Ah Morrie, I knew I could trap you with a little E.Z. bait put out there :). So, I see E.Z.’s daughter Meg just rearranged the yoke depth… as you say, but do you not mean the other way around, that Meg changed EZ’s 1/2-3/4-4/4 *to* 1/3-1/3-1/3 ? (Budd’s way seems similar) In your emailed description of still another percentage: 1st row = 20% (*K3,K2tog* repeat) , 2nd decrease row = 25% (* K2,K2tog* repeat). Third decrease row same as the second, and then fourth decrease row: 33% (*K1,K2tog*repeat). Then I guess the AnnBudd-HandyBookOfSweaterPatterns percentage system is different again *as noted in my post*. I am curious, really, the different uses, and why the heck so many different ways… I kind of wonder if Yoke Decreasing is just as varied as one can put their imagination to. Maybe I’ll come up with a random arbitrary percentage system, but first, I have to make sure I am familiar with the established Percentage Systems. I hope that others might post their brilliant ideas. THANK YOU MORRIE !

Well, then we could pull up the Knitting In the Old Way by Deborah Robson and Priscilla A. Gibson-Roberts and look at that decrease system :), so yes, I’m sure there are many variations. EZ’s original decrease were spaced at 1/3, 1/3, 1/3, of the total yoke depth. Meg changed that so the 3 decrease rounds were spaced at 1/2, 3/4 and 4/4 of the total yoke depth.

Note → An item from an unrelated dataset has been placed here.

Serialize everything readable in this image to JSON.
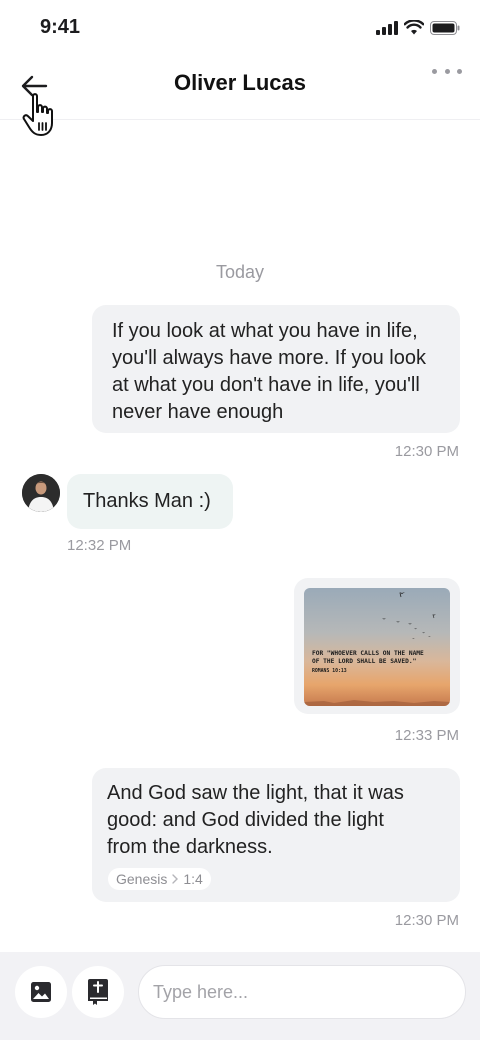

So to clarify what I wrote above, she then reduced the severity of the initial decrease from 1/3 to 1/4 (k2, k2tog around). “In order to still arrive at the approximate 40% neck opening, that meant the second decrease would be 1/3 (but on fewer stitches, thus eliminating any gathers) and the final decrease had to be 2/5 (k1, k2tog, k2tog around)… quite a severe decrease, but on relatively few stitches…”

Sorry Jen, I glazed over at Percentage Systems – thank goodness for Moz.

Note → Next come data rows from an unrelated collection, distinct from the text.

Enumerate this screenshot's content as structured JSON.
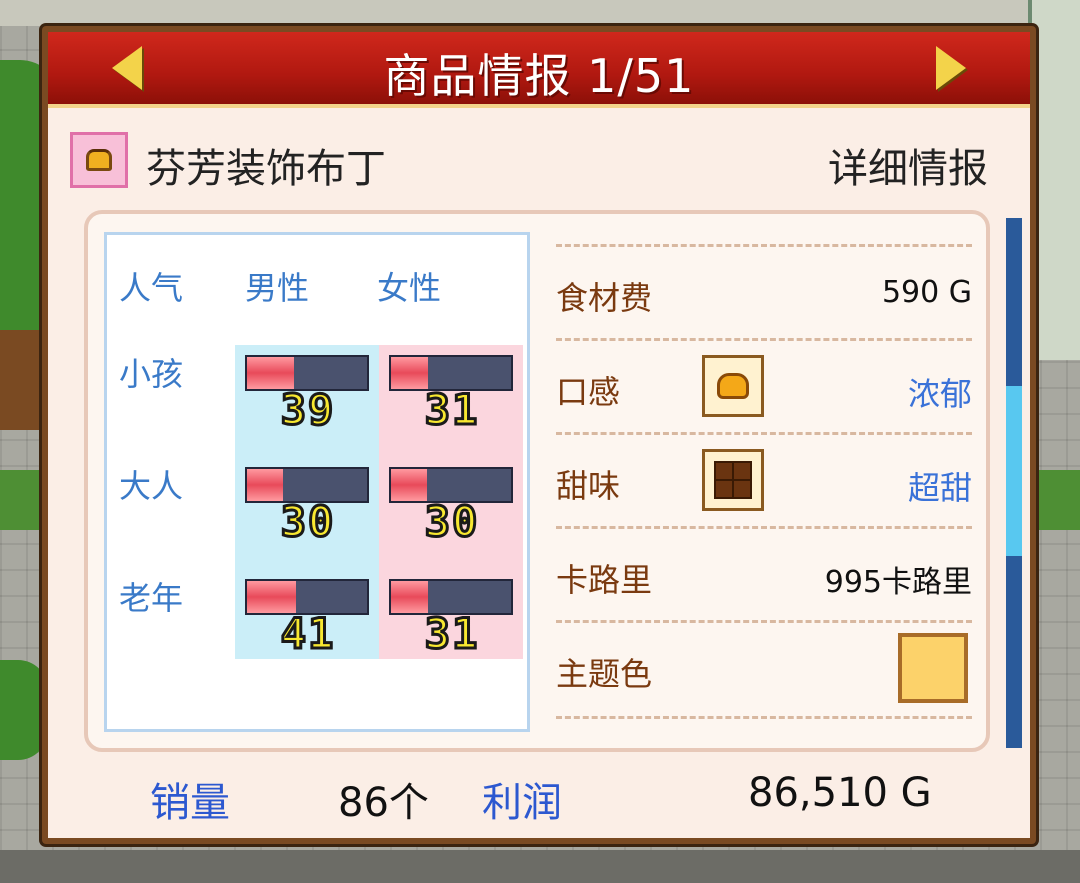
{
  "header": {
    "title": "商品情报 1/51"
  },
  "item": {
    "name": "芬芳装饰布丁",
    "detail_link": "详细情报"
  },
  "popularity": {
    "columns": [
      "人气",
      "男性",
      "女性"
    ],
    "rows": [
      {
        "label": "小孩",
        "male": 39,
        "female": 31
      },
      {
        "label": "大人",
        "male": 30,
        "female": 30
      },
      {
        "label": "老年",
        "male": 41,
        "female": 31
      }
    ],
    "gauge_max": 100
  },
  "stats": {
    "ingredient_cost": {
      "label": "食材费",
      "value": "590 G"
    },
    "texture": {
      "label": "口感",
      "value": "浓郁",
      "icon": "pudding-blob-icon"
    },
    "sweetness": {
      "label": "甜味",
      "value": "超甜",
      "icon": "chocolate-icon"
    },
    "calories": {
      "label": "卡路里",
      "value": "995卡路里"
    },
    "theme_color": {
      "label": "主题色",
      "color": "#fcd26a"
    }
  },
  "footer": {
    "sales_label": "销量",
    "sales_value": "86个",
    "profit_label": "利润",
    "profit_value": "86,510 G"
  },
  "colors": {
    "header_red": "#b01810",
    "accent_blue": "#3a72d8",
    "label_brown": "#7a3a10"
  }
}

Thats fine Lizzi, you kind of have to know Morrie, she has a higher education in everything Elizbeth Zimmerman & including her daugher Meg Swanson 🙂

I am not a big fan of Yoke systems as you probably get my taste by now. I like mine a little bit more fitted than baggy on top.

Wonder no more, sista. Do as you please and who knows you may just reinvent the next “random arbitrary” percentage system. Exercise your imagination freely and wildly.

Yes, I am already finding I’m not a huge fan of EPS classic system, that I prefer what I’ve done all along. I think I will make my ORAPS. (own random arbitrary percentage system) 🙂

Creating something that works for you is the best system. Now sharing what’s actually in your head is another story. How are you doing? Ready for autumn?